They reported an interesting and straightforward work by turning the LCST behavior of ELPs towards synthetic modification. This work has inspired and motivated my team for designing and synthesizing sulfoxides and sulfones containing guanosine derivatives in order to both, stabilize the thioester containing guanosine derivatives compounds that we synthesize, and modulate the LCST properties of the SGQs that will be made from oxidizing 8ArG derivatives product.

Luis’ comment on: Guanidinium can both Cause and Prevent the Hydrophobic Collapse of Biomacromolecules

By Luis A. Prieto


Heyda, Jungwirth and Cremer collaborated in a study of guanidinium (Gnd+) salts and their effect in lower critical solution temperature (LCST). They studied molecular details of the cause of these transitions by IR-ATR and molecular dynamics simulation where they wanted to understand how Gnd+ salts interacted with the backbone of the Elastin-like peptides (ELP). In previous studies ELPs showed a change in LCST that followed the Hofmeister series in sodium salts but using Gnd+ salts proved to be different, especially Guanidinium thiocyanate (GndSCN) that at low concentrations the LCST decreases, but at high concentrations the LCST increases. They studied particular phenomenon using ATR-IR where they found GndSCN binds strongly with ELPs and resulted in an interesting behavior when the concentration of salt is increased. At low concentrations the polymer collapsed (salting-out) because of cross-linking of the peptide and at high concentrations resolubilization occurred (salting-in). Other salts followed typical behavior of salting-in (guanidinium chloride, weak binding) or salting-out (guanidinium sulfate, poor binding). Coarse-grain and all atom simulations corroborated this finding where they found particular detail of the interaction of the carbonyl groups of the peptide backbone with Gnd+, most likely through H-bonds.
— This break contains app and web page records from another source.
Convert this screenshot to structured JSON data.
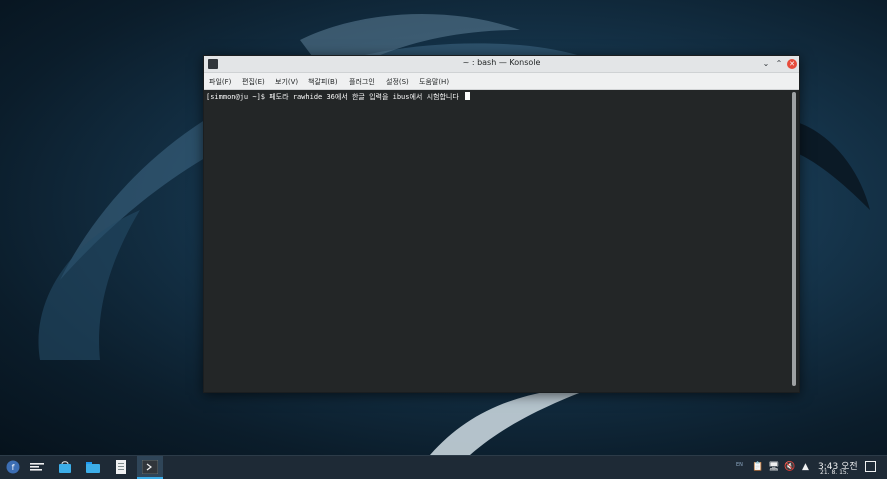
{
  "window": {
    "title": "~ : bash — Konsole",
    "menu": [
      "파일(F)",
      "편집(E)",
      "보기(V)",
      "책갈피(B)",
      "플러그인",
      "설정(S)",
      "도움말(H)"
    ]
  },
  "terminal": {
    "prompt": "[simmon@ju ~]$ ",
    "command": "페도라 rawhide 36에서 한글 입력을 ibus에서 시험합니다 "
  },
  "taskbar": {
    "launcher_icon": "fedora-launcher-icon",
    "tray_keyboard_indicator": "EN",
    "clock_time": "3:43 오전",
    "clock_date": "21. 8. 15."
  }
}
The thermodynamics of this paper I found particularly interesting since it reminded me of everything that I have to re-learn.  An attractive experiment was that they used a melting point apparatus to measure the LCST, meaning the use of small amount of sample to gather fundamental information of the system which is also the case with ATR-IR. An elegant work and also inspirational since our lab works with responsive systems and we will definitively see if we can do the LCST measurement with a melting point instrument. I got to say that I particularly like the all atom simulations and Figure 5, where we can see in molecular detail the interactions of the salts with the peptide where thiocyanate and Gnd+ interact strongly with the hydrophobic parts (V, G) and hydrophilic part (peptide bond), respectively.

LAPC: Heyda, 2017. Guanidinium can both Cause and Prevent the Hydrophobic Collapse of Biomacromolecules